ASSIGNMENT: Wherever the string "arrow" shows up in the material below, copy that line.
-- Opening Marker --
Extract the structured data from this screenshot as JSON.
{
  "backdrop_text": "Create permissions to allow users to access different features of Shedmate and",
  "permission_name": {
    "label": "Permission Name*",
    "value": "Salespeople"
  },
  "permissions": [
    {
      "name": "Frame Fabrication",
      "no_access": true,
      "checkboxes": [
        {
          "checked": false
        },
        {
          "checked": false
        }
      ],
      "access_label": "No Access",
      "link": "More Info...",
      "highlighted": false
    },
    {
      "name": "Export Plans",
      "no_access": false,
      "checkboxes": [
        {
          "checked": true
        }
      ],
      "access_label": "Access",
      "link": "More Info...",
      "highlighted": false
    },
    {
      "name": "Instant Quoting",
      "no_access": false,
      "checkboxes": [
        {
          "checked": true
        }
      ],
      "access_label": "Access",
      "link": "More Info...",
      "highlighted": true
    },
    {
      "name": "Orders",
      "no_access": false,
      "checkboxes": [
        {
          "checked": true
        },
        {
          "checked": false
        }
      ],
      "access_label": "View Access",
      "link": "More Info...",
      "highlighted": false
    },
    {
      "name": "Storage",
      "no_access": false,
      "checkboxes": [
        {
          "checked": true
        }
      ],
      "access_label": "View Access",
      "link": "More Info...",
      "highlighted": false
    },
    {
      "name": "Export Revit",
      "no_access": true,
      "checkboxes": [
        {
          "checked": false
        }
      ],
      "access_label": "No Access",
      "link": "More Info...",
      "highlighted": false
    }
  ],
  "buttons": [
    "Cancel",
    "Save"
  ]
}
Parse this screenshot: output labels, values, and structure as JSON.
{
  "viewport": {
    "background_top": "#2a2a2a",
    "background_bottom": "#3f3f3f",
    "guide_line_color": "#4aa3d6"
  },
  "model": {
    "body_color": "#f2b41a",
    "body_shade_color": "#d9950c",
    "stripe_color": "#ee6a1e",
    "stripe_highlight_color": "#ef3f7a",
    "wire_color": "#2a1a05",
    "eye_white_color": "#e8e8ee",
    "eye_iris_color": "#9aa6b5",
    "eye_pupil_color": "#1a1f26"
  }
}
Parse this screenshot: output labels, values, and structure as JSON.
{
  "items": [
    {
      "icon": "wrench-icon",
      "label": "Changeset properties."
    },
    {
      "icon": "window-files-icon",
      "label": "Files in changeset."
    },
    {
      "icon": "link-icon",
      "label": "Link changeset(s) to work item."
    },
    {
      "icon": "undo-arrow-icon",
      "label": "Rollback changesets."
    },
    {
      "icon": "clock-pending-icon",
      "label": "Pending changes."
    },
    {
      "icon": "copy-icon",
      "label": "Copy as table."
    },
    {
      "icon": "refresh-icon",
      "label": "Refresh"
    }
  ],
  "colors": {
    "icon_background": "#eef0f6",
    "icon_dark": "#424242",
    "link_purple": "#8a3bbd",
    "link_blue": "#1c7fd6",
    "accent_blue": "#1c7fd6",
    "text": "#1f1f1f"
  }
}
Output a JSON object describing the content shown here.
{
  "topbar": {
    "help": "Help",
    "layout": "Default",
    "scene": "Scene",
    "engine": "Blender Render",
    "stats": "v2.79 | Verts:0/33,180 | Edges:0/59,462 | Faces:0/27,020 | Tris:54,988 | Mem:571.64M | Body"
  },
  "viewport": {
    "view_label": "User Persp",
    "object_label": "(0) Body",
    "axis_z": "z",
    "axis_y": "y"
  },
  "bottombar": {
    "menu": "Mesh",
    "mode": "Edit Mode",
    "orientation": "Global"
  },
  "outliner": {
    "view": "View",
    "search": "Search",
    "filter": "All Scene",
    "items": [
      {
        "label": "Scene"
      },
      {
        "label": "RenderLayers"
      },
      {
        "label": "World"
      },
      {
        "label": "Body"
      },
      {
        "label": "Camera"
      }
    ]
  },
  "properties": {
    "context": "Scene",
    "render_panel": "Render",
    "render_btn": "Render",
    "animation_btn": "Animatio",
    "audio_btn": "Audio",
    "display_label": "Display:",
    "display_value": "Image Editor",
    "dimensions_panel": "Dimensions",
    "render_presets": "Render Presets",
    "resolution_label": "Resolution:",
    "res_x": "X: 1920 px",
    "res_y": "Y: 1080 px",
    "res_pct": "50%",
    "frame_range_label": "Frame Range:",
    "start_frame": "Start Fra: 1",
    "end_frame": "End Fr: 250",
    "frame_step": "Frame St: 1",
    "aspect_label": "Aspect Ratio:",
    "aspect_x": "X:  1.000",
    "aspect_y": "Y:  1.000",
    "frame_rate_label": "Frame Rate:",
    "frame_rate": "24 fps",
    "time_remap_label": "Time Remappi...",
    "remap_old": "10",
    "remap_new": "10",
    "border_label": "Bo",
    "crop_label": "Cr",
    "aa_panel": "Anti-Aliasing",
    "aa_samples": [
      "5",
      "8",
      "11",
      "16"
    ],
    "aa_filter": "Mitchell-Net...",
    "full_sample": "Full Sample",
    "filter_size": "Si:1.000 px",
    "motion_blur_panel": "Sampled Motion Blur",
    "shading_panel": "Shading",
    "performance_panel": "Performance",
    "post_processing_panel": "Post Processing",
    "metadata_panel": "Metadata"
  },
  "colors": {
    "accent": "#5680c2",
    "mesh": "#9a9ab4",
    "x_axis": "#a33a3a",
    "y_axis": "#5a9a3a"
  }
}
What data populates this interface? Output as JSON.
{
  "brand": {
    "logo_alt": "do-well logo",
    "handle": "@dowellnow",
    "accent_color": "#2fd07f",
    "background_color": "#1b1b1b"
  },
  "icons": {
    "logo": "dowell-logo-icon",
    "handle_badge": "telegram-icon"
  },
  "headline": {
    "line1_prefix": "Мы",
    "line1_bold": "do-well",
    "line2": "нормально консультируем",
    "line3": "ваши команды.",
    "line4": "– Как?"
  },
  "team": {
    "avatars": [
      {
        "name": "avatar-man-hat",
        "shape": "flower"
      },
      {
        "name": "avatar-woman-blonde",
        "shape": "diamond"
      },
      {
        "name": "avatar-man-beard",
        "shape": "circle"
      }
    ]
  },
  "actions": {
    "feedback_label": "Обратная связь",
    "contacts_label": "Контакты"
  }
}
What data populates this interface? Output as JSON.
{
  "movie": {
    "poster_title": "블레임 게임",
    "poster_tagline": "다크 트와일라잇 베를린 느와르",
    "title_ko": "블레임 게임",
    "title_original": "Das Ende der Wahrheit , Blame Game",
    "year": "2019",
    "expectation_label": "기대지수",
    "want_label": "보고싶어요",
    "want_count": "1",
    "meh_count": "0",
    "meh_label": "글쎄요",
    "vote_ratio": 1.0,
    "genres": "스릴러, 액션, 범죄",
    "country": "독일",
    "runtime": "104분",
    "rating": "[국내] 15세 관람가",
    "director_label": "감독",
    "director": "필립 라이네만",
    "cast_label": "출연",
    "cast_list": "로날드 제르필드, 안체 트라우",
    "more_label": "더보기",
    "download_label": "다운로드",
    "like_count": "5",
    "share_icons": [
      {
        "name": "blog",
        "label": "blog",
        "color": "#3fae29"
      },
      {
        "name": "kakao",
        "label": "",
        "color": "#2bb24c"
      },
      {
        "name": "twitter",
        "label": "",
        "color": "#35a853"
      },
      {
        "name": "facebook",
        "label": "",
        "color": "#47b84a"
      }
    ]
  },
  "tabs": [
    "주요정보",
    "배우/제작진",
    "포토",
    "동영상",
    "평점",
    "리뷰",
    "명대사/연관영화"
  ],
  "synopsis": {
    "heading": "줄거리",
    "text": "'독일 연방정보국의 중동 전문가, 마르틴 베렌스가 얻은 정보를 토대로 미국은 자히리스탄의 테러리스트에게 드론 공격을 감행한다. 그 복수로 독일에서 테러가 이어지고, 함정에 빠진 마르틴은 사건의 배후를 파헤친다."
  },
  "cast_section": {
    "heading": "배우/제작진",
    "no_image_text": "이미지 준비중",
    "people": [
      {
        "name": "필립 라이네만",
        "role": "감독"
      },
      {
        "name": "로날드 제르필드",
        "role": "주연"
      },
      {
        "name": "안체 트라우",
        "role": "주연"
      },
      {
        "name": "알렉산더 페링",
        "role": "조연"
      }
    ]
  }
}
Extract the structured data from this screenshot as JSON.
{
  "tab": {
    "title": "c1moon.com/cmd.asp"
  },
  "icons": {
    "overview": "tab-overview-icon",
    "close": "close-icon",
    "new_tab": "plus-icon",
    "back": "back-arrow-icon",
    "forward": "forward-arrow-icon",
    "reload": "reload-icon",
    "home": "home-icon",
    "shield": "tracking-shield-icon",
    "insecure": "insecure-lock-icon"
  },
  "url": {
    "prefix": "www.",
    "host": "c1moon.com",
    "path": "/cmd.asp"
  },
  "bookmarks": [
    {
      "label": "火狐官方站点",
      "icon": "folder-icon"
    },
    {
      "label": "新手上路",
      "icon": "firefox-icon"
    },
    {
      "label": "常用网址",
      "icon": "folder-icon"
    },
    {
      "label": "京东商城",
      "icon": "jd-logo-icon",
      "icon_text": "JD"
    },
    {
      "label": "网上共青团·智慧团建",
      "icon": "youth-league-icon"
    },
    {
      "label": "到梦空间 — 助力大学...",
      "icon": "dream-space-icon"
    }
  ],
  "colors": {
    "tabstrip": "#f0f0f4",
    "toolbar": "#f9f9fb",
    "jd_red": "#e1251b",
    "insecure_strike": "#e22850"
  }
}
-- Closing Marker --
ANSWER SECTION:
      "icon": "undo-arrow-icon",
    "back": "back-arrow-icon",
    "forward": "forward-arrow-icon",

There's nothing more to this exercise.